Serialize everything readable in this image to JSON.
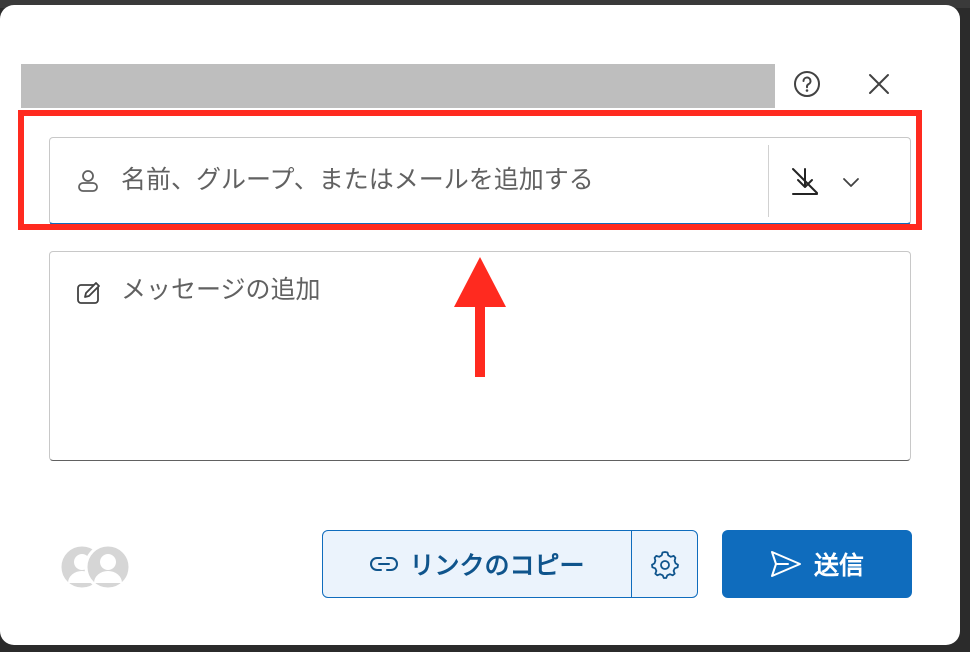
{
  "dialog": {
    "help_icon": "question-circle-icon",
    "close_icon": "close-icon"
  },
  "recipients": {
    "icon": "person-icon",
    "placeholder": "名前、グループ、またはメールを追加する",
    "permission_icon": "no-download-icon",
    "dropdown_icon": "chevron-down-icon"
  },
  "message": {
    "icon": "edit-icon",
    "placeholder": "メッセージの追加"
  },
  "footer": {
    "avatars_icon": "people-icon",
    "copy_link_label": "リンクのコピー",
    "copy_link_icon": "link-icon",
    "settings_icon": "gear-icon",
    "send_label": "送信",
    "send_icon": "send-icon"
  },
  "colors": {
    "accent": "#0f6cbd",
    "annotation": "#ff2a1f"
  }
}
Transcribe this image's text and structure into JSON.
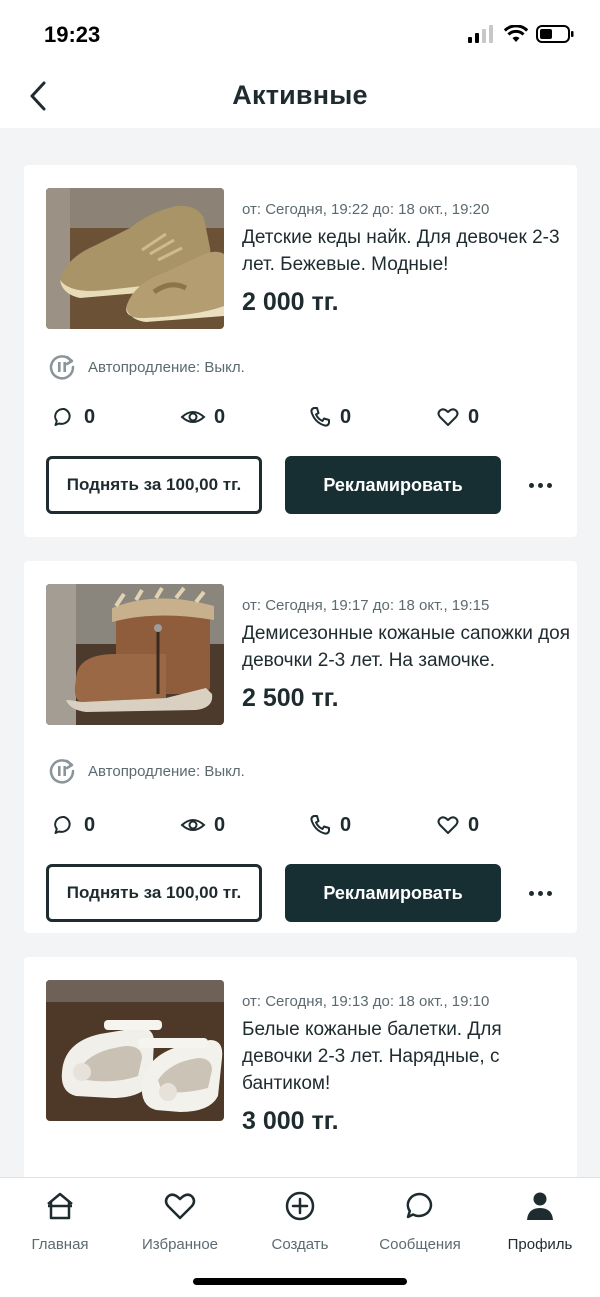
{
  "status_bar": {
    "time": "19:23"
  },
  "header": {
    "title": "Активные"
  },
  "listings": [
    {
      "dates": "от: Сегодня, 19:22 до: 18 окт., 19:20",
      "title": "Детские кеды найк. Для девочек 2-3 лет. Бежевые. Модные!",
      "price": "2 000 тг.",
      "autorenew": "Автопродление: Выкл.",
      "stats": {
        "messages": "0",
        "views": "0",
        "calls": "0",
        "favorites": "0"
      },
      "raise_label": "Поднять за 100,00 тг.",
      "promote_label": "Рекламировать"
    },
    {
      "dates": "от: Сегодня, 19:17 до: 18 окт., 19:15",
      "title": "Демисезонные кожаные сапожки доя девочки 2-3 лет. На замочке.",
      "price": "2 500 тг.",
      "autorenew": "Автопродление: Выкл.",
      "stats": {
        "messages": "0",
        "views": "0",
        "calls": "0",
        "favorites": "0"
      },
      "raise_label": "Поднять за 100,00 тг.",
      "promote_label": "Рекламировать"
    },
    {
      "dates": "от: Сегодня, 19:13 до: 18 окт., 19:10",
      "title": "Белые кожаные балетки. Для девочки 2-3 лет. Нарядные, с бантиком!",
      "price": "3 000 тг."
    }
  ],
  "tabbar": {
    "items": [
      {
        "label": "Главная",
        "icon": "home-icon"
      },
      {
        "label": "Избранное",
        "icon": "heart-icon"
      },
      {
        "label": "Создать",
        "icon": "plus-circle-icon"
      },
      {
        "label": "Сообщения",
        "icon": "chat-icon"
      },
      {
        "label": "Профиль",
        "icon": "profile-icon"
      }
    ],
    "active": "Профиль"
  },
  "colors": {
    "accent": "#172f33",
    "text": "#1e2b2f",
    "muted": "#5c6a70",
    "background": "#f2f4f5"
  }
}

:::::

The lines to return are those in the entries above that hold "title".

    "title": "Активные"
      "title": "Детские кеды найк. Для девочек 2-3 лет. Бежевые. Модные!",
      "title": "Демисезонные кожаные сапожки доя девочки 2-3 лет. На замочке.",
      "title": "Белые кожаные балетки. Для девочки 2-3 лет. Нарядные, с бантиком!",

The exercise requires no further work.